With a new management plan, the cooperative planned to harvest the area overlooked previously and obtained financing. Consequently, the harvest for 2007/08 increased by 4,000 quintals, with a value above US$400,000. This case is unusual, but other farms were recuperating from a period of low prices and external shock from the Santa Ana Volcano eruption. Even without this case, the extraordinary increases reported for the 209 farms remain the same.
This report considers the balance of costs and returns from two perspectives: that of a planner interested in broad benefits including wages to low-income farm workers (as a benefit to them, not a cost) and that of a private farmer (for whom wages to non-family are a cost).
From the perspective of a planner, the increased gross income to farms resulting from certification and preparation for certification was much higher than the costs of preparing for certification. For small farms, the balance was closer, but still positive.
Returns from the Commercial Farmer Perspective (Wages Counted as a Cost)
This report began with issue of profitability to owners in the short term as an incentive or brake on covering a landscape with certified farms. Using the estimates of a concerned cooperative (see “Methods”) and standard harvest costs, the difference between costs per hectare on a certified farm and a regular farm is US$140.82 (Table 8; since this report only counts 40 percent of increased production as a result of certification, it will also report only 40 percent of the variable costs). If the farm achieves no production gains, then its variable costs are less (US$90.82).
Table 8. Additional Costs to Farmers Certifying, Per Hectare, from The Perspective of a Private Farmer
| ||Difference Between Certified and Generic Farm, Per Hectare|
|Full-time workers (100%)||US$32|
|Variable costs per hectare|
|Labor for production of the increase due to certification (40%)||US$14.25 (40%)|
|Inputs contributing to the increase due to certification (40%)||US$44.57 (40%)|
|Harvest of the increased production due to certification||US$43|
|Processing and transport fees for the increased production due to certification||US$7.00|
|Total to achieve both production increase and bonus||US$140.82|
|Total to achieve only the bonus (no production increase)||US$90.82|
Taking into account these additional costs of US$140.82, the difference between the increased income experienced in our case and costs is still very positive, even in the first year (Table 9, scenario A).
Table 9. Commercial Farmer Perspective: Cash Flow Per Hectare of Coffee
|Type of Investment||Ratio of Total Benefit or Cost to Total Coffee Area (US$)||Mean Cost or Benefit Per Hectare Coffee of all Farms (US$)||Median Cost or Benefit Per Hectare Coffee of all Farms (US$)|
|Scenario A. Difference between gross increase per hectare (bonus and production increase) and investments||324||623||384|
|Additional costs from commercial perspective per hectare||141||141||141|
|Cash flow: gross increase (bonus and production increase)—additional costs||183||482||243|
|Scenario B. Difference between bonus only (with no production increase) and investments, per hectare||59||143||19|
|Additional costs from commercial perspective per hectare without achieving production increases||90.82||90.82||90.82|
|Cash flow: gross increase of bonus alone with half of some variable costs||−(31.82)||52.18||−(71.82)|
But what if we consider only the return from the price bonus (Table 9, scenario B)? The increased variable costs are less because there is less coffee to harvest.
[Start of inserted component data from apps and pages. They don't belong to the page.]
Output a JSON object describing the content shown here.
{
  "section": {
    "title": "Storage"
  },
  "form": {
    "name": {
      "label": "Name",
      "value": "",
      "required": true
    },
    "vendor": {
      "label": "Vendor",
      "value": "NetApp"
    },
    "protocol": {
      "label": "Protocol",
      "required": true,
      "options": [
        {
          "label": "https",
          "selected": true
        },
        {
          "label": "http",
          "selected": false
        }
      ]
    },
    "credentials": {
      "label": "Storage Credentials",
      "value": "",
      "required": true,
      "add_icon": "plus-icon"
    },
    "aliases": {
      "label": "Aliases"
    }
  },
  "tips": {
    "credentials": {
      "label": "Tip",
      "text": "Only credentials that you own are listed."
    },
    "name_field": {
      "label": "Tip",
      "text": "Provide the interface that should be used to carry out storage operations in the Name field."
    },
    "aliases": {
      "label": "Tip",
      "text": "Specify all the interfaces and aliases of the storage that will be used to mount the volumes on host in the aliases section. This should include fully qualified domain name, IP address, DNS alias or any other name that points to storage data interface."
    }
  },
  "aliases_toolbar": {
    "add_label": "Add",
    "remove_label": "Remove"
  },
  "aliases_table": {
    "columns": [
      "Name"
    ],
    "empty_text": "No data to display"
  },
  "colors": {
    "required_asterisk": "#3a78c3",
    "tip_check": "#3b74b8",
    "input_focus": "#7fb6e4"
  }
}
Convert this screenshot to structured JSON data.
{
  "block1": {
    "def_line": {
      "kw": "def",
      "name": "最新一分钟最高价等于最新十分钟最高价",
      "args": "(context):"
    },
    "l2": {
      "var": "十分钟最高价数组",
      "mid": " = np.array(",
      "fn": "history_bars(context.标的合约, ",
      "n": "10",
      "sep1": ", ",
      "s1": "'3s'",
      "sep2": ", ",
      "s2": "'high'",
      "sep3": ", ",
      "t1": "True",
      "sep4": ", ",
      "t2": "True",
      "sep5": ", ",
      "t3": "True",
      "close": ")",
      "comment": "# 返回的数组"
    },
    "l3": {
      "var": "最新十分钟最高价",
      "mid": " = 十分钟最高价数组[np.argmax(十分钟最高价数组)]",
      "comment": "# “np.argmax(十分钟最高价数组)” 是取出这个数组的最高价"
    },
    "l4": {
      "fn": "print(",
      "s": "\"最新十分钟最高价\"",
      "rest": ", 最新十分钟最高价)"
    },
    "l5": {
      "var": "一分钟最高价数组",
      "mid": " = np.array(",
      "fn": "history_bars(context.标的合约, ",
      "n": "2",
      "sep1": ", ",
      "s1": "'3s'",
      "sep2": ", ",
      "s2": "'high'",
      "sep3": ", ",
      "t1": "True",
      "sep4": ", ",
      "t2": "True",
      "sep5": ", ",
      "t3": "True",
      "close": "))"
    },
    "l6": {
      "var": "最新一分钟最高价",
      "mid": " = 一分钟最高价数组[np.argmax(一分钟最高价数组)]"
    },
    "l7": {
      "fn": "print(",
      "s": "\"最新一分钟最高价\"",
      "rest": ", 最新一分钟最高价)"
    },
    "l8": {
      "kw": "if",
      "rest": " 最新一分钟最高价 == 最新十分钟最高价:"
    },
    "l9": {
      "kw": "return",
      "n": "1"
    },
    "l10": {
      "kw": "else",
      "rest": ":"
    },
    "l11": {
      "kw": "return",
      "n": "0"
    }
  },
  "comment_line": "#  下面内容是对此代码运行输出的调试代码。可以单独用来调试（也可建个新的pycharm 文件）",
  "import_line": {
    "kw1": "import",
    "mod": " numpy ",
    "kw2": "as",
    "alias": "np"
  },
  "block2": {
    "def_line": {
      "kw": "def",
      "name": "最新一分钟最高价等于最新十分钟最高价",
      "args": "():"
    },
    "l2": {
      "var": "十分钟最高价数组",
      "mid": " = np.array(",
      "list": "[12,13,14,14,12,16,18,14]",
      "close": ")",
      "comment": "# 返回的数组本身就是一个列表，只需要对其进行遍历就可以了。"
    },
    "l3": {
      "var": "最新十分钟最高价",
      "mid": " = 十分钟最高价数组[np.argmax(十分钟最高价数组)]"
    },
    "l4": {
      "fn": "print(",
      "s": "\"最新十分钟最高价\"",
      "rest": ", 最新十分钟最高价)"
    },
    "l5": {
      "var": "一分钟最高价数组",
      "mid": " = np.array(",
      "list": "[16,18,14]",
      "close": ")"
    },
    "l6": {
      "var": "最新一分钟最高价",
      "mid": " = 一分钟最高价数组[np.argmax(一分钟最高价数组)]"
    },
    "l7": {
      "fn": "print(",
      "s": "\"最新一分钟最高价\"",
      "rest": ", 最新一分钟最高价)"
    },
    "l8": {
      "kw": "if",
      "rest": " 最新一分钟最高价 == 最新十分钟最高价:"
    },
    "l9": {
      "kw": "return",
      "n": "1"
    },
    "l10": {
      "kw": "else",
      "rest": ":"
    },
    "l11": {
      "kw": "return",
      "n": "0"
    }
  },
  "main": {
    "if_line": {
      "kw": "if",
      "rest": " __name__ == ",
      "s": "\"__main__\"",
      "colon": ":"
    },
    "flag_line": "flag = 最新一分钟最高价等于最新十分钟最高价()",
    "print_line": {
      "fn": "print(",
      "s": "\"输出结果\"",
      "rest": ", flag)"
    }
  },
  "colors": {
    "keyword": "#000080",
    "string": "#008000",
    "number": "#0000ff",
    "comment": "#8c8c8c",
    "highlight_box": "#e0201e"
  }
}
The average commercial farmer still covers the costs of certification and a bit more, and probably the situation is even more positive in the second year. Yet the median case is not positive in the first year. Certification is still likely to be a good deal even then, but we do not have the striking situation of an investment leading to such a positive cash flow in the first year.